**TASK BRIEF**.
Of all the lines in the material, count those containing the string "start" and write only the resulting number.

*** Opening DATA TO PROCESS ***

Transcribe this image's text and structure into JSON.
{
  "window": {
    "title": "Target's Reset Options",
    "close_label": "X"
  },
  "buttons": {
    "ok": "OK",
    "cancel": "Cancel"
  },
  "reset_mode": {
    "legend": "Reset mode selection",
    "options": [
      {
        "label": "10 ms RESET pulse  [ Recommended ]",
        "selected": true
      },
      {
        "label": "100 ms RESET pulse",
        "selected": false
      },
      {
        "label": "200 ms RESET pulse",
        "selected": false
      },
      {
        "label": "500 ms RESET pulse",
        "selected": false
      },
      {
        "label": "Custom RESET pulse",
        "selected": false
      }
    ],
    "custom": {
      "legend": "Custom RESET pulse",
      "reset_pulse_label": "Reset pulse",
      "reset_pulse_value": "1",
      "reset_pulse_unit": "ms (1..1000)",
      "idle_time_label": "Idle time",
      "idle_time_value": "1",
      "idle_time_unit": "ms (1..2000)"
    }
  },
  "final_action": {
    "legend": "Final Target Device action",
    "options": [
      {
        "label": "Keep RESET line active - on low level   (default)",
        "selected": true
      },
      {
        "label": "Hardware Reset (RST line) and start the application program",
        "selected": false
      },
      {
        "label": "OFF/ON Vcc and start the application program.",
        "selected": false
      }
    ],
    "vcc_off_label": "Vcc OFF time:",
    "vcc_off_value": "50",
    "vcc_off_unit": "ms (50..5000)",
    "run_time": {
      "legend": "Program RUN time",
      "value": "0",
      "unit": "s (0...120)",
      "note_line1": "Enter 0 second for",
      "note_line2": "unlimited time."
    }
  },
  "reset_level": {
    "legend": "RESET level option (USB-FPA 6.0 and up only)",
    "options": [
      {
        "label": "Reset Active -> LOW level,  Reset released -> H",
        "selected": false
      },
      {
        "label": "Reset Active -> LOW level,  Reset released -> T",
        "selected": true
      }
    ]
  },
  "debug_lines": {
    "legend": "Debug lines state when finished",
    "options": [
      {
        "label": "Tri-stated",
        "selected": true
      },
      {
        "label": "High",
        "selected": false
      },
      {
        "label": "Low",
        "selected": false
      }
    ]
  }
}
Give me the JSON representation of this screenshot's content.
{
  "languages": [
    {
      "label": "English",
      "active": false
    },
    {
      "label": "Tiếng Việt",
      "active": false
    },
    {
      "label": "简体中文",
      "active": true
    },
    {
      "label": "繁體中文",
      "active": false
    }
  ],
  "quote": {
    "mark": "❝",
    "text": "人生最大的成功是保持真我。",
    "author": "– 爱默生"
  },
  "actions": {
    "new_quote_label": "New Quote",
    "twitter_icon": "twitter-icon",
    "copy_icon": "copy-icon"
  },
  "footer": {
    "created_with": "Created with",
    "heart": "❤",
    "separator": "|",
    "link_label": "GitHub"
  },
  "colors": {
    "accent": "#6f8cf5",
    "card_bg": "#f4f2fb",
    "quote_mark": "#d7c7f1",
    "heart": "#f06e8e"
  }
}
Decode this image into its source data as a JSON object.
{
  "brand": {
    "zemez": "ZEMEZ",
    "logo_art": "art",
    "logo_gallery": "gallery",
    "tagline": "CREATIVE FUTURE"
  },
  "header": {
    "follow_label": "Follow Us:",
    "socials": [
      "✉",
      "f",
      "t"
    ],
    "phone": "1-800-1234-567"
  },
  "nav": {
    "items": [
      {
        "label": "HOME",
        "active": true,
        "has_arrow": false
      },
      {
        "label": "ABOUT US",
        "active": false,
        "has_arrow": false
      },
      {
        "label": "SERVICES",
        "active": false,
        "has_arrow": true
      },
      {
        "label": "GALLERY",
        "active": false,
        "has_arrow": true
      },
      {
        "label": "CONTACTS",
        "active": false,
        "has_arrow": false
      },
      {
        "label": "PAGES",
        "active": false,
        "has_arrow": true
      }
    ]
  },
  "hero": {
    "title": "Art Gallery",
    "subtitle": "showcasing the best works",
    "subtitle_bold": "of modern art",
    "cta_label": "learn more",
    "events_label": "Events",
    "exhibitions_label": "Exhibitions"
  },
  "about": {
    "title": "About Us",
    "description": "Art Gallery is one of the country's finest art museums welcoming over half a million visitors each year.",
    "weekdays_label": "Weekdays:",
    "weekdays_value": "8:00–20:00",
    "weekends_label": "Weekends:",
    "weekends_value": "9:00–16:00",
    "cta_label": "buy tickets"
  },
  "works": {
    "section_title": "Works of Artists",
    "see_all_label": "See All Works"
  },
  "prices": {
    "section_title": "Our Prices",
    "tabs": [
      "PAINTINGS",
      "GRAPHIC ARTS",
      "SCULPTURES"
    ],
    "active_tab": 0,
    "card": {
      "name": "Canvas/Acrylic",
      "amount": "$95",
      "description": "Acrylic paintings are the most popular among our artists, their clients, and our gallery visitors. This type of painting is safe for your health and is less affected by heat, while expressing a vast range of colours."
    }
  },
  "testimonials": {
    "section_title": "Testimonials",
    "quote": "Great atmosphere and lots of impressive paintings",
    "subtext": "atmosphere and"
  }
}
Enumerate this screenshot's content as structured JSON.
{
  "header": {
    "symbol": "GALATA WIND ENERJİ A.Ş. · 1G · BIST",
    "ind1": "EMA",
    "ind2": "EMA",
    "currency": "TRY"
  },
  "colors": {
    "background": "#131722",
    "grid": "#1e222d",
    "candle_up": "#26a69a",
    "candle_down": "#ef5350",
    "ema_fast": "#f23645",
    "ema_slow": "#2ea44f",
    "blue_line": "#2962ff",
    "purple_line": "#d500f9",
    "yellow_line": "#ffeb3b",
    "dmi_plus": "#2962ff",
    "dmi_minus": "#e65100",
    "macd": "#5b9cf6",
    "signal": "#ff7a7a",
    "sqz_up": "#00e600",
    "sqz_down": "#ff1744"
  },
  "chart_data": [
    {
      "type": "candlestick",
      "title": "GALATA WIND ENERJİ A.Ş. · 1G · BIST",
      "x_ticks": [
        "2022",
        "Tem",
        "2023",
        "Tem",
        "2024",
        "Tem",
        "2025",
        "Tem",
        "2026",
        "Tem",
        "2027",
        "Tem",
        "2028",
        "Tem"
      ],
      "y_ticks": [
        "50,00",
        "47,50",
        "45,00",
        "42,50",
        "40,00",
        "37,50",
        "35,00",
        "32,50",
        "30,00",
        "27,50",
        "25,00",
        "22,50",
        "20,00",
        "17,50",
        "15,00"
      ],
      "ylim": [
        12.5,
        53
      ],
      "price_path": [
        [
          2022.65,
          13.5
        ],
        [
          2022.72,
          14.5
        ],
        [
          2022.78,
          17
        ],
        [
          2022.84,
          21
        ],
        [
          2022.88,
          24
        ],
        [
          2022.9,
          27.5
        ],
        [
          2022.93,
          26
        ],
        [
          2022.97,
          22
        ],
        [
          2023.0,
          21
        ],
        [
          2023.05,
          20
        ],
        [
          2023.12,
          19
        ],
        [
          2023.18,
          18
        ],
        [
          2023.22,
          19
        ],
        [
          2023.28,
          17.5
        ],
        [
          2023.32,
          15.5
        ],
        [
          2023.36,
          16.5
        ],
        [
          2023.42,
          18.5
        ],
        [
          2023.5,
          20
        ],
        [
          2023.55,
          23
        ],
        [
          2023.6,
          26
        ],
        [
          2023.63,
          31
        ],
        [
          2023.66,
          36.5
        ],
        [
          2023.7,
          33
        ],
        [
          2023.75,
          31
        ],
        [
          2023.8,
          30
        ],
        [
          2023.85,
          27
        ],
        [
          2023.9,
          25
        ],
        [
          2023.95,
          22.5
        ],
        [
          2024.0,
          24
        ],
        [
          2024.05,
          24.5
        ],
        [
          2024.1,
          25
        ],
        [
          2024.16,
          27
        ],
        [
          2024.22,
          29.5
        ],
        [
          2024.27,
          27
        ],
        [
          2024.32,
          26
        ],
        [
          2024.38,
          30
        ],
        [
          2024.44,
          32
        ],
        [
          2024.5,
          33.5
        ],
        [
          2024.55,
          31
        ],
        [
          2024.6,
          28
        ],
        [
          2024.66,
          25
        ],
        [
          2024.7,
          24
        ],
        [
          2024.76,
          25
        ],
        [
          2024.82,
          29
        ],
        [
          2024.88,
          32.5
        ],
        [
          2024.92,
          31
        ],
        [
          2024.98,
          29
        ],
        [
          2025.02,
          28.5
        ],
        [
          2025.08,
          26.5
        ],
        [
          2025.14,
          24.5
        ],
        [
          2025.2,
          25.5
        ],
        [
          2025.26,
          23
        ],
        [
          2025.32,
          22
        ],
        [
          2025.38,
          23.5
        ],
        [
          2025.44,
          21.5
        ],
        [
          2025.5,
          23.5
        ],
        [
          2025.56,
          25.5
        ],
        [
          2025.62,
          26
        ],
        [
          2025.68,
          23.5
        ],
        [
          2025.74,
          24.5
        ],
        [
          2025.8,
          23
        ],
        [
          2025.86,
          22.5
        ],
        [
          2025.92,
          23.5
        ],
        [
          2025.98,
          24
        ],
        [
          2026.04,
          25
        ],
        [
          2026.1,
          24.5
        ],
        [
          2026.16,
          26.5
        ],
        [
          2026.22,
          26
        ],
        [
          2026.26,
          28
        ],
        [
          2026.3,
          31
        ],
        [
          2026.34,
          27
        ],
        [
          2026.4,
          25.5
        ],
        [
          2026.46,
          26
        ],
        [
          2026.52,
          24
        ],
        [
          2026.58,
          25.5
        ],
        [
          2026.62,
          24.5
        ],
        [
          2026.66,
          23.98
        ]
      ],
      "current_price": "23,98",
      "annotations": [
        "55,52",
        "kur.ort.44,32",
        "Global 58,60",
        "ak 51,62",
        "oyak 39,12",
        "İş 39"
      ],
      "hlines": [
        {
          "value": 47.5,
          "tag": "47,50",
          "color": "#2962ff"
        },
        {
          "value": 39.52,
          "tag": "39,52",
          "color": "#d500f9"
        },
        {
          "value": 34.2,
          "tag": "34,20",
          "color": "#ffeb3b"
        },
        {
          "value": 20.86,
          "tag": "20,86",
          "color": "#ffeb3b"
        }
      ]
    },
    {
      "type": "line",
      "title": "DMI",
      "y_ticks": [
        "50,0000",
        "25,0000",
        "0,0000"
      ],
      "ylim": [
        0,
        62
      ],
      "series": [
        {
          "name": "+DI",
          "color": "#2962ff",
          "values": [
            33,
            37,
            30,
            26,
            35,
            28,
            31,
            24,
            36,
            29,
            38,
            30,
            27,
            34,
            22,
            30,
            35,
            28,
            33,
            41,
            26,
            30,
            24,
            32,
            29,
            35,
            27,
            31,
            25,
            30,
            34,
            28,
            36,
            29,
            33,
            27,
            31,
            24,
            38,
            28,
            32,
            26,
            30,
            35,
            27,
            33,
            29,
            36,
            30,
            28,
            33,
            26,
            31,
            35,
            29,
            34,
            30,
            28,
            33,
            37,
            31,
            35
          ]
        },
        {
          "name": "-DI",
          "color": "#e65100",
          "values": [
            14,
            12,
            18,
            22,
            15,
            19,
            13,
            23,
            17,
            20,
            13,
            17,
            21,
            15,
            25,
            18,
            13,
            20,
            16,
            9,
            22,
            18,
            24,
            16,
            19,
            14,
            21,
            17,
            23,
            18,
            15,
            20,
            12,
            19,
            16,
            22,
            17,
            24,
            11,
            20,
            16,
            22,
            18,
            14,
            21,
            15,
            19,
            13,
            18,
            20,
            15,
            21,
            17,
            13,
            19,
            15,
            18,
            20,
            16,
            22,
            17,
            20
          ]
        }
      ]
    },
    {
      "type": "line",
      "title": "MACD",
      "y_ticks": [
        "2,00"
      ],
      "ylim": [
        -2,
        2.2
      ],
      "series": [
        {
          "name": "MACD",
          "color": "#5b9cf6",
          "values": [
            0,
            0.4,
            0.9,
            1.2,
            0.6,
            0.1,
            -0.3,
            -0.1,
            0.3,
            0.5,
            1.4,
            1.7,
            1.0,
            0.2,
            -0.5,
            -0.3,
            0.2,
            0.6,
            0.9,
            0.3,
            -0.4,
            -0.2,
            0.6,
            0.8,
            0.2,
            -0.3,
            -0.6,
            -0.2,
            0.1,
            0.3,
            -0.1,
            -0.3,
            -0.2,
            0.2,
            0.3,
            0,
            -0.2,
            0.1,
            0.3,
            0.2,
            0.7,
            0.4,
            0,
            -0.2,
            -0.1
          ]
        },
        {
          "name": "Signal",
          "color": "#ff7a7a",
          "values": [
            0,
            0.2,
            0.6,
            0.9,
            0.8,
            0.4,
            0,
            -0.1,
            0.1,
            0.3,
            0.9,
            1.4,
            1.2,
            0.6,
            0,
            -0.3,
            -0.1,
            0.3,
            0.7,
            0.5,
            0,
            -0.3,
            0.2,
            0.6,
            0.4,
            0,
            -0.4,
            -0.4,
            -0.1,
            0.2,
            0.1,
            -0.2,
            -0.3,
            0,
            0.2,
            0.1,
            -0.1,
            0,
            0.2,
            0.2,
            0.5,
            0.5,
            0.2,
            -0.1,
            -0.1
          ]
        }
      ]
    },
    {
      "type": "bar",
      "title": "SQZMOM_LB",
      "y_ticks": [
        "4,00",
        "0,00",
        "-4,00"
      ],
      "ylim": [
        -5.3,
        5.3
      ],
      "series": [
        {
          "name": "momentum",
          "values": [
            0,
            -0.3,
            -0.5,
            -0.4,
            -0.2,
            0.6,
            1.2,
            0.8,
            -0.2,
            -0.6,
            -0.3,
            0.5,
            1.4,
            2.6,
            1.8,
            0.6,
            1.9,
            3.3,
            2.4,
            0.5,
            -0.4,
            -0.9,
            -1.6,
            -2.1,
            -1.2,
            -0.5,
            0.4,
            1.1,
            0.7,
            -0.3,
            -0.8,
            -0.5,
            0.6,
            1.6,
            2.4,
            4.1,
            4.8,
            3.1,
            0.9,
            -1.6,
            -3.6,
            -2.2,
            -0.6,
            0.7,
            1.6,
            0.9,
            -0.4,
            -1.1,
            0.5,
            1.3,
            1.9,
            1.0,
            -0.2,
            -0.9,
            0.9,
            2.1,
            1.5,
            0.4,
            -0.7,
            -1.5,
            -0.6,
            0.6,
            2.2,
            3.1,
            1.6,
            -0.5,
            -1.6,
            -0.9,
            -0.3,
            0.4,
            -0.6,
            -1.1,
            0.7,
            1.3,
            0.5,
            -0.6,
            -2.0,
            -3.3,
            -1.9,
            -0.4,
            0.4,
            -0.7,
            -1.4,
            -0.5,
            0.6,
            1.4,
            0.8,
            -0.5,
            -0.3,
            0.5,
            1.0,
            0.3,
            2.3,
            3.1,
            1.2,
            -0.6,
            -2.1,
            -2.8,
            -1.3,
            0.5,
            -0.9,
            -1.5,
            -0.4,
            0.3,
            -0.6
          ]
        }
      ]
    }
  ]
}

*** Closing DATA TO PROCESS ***

**RESULT OF THE TASK**.
2